One thing on my mind throughout is the name of the business, Andrew Lucas. But when I ask who he is, Zajac, behind a wry smile, chuckles, telling me “that’s something you won’t find out. I had to rebrand as our projects became bigger and bigger – we got teased by contractors for having a Polish name. Half of my employees don’t have a clue who he is, but if you do the due diligence, you’ll probably be able to figure it out.”
The company today is a many-headed hydra with projects around the globe for a clientele of multi-billionaires. The repertoire of installations under its belt range from a television that transforms into a work of art on a private island, to custom hand-made speakers for the biggest house in Switzerland. “The things we create are complex, entirely bespoke, and original – we build everything from scratch.” Andrew Lucas has won myriad awards for its designs over the last few years, but Zajac is hedging this very profitable business against his latest enterprise.
As we move on to the subject of virtual reality (VR), it becomes immediately clear that it’s Zajac’s raison d’etre. Born from the experience of customers not always sharing the final vision of a project with the designers, he wants to ensure both are on the same page throughout.
The VR software his team has created allows clients to visualise their project during the design stage. It’s an immersive experience, where you can traverse a virtual representation of your completed project: if you see a carpet or a table, colour scheme or kitchen worktop that you don’t like, you can flick through a selection of alternative options using the headset until you find one that you do.
Adorning a Samsung Gear headset in the middle of a busy restaurant in Bank, I’m immediately transported to an eerily-realistic virtual property, where I roam around changing the fittings to my personal taste, and adjusting the time of day according to the accurate position of the sun for the property. It’s certainly impressive, although I find the detachment a little disconcerting.

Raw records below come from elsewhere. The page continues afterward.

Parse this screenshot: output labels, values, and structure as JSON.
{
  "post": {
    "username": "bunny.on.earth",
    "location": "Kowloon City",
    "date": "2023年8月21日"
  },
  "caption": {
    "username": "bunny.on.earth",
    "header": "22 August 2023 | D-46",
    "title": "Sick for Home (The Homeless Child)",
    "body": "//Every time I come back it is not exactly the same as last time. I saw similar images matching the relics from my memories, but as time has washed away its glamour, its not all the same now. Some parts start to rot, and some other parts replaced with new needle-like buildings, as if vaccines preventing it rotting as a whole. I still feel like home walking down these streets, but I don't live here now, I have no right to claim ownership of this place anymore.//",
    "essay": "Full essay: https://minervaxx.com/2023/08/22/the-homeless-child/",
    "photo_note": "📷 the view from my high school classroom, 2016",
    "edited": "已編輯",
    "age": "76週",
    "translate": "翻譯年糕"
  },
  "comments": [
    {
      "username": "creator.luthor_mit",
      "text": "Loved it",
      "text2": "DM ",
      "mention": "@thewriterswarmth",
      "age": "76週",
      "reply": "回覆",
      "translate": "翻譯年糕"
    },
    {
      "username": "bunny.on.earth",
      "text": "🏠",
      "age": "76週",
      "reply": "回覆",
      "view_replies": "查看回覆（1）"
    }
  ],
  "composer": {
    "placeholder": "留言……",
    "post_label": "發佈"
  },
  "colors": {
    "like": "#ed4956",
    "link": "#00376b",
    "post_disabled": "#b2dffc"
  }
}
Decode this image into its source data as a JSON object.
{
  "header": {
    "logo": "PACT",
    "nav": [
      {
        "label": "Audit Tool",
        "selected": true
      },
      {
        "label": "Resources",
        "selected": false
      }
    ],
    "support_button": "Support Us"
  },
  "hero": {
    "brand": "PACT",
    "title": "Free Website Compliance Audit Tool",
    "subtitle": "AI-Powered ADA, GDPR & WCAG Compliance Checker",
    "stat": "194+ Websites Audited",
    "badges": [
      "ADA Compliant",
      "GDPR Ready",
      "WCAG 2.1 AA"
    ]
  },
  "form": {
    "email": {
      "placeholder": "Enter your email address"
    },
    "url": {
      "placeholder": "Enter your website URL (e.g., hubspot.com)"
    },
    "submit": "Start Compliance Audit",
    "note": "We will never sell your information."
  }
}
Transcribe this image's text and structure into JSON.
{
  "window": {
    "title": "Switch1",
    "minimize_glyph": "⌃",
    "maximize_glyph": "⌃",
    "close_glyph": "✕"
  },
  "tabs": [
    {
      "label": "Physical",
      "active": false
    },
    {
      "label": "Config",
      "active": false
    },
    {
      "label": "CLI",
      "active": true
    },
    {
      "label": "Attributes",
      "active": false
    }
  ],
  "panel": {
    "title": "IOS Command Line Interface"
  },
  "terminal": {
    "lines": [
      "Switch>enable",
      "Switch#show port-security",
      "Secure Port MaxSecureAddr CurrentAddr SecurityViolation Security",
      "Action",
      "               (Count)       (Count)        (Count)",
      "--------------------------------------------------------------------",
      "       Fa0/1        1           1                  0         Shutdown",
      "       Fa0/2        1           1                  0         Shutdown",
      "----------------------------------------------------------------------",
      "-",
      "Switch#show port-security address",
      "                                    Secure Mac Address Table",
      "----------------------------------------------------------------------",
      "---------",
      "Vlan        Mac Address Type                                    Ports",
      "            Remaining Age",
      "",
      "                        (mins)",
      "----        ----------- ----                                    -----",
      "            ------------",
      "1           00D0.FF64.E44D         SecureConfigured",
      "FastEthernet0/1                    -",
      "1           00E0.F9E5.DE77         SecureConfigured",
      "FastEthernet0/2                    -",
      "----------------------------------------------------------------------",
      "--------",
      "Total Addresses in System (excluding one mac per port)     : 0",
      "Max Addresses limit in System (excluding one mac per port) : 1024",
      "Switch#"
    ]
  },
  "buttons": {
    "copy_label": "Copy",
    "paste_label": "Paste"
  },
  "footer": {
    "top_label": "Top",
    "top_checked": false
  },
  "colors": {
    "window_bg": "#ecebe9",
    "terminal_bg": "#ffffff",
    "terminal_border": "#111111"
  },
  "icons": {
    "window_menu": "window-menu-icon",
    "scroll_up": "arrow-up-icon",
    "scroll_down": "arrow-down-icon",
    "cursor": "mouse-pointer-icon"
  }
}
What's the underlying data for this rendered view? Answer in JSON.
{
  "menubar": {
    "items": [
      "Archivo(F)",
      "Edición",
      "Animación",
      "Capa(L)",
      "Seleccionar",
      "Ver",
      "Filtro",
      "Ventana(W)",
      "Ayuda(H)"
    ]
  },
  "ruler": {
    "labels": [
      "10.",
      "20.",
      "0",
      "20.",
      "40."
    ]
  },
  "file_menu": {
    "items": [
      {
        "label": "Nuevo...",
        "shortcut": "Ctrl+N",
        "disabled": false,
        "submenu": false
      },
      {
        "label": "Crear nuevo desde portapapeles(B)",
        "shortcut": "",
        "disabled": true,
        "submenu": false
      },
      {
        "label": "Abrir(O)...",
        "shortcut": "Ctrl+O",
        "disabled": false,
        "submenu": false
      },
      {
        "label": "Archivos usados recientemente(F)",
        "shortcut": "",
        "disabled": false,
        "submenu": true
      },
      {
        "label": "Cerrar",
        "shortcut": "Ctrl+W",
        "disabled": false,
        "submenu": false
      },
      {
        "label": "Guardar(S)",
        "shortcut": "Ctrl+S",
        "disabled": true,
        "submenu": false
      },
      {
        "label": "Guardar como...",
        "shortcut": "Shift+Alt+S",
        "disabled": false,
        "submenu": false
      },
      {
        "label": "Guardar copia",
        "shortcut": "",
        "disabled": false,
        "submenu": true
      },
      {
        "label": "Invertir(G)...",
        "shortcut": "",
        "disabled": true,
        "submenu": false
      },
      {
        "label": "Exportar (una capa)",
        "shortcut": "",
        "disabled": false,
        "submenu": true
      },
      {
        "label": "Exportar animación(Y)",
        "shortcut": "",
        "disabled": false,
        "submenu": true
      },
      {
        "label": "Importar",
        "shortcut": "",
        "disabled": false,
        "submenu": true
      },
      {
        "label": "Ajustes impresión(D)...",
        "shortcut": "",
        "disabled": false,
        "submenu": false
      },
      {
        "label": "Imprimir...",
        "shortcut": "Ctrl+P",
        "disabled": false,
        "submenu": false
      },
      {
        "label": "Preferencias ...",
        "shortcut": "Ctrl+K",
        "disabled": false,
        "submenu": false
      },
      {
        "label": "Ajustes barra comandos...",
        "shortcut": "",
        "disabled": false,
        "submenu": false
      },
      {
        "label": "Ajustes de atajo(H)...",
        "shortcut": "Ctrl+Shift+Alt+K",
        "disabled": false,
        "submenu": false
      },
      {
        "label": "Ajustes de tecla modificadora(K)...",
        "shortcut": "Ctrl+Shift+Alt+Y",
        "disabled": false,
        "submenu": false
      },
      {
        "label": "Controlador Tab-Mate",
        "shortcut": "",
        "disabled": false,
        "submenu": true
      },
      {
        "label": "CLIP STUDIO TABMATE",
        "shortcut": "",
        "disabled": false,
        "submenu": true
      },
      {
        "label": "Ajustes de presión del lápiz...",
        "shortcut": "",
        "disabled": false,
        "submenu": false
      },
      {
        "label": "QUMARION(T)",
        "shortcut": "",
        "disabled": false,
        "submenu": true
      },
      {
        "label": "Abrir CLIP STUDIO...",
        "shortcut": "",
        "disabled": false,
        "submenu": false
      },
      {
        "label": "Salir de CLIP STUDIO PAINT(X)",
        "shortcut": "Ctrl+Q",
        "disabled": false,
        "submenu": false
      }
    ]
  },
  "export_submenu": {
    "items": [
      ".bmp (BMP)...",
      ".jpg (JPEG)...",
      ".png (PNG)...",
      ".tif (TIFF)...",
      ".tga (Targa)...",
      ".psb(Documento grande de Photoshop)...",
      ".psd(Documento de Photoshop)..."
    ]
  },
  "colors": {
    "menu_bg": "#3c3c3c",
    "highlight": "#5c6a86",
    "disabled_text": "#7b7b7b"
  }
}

The VR project relies heavily on the proliferation of the virtual world. “Soon enough you’ll be able to touch the internet,” he says. As I snap back to reality from my virtual tour, we’re discussing the exponential growth of VR in recent years and whether it’s here to stay. Almost as if prompted, the patient waitress pops up and informs us that her son has the very same headset at home. Like smart home automation beforehand, Zajac is an early adopter of VR, and as the hardware becomes more accessible, the task now is to get others on board.
The initial strategy was to keep the platform in-house for Andrew Lucas “but very quickly we realised that there’s a whole niche that’s going to open up for architects, interior designers, developers – you name it. I’ve realised there’s an opportunity to do more than just design for our own customers. I don’t want us to be content creators – that’s not scalable, there’s no money in it for me.”
Zajac is in the process of “encouraging architects and designers to start producing content themselves using our platform, to collaborate with their customers,” and has so far had a good response.
Although the VR platform is off the ground running and making money, it’s really an investment in the future, supported by the main business. The next step will possibly involve splitting the business in two to attract seed investment, but nothing is set in stone as yet. “There’s lots of tax benefits of running a new start up, so in time we might be spinning the platform off as a separate entity – it’ll help to make the most of it, but if we do, it’ll only be when the time is right.”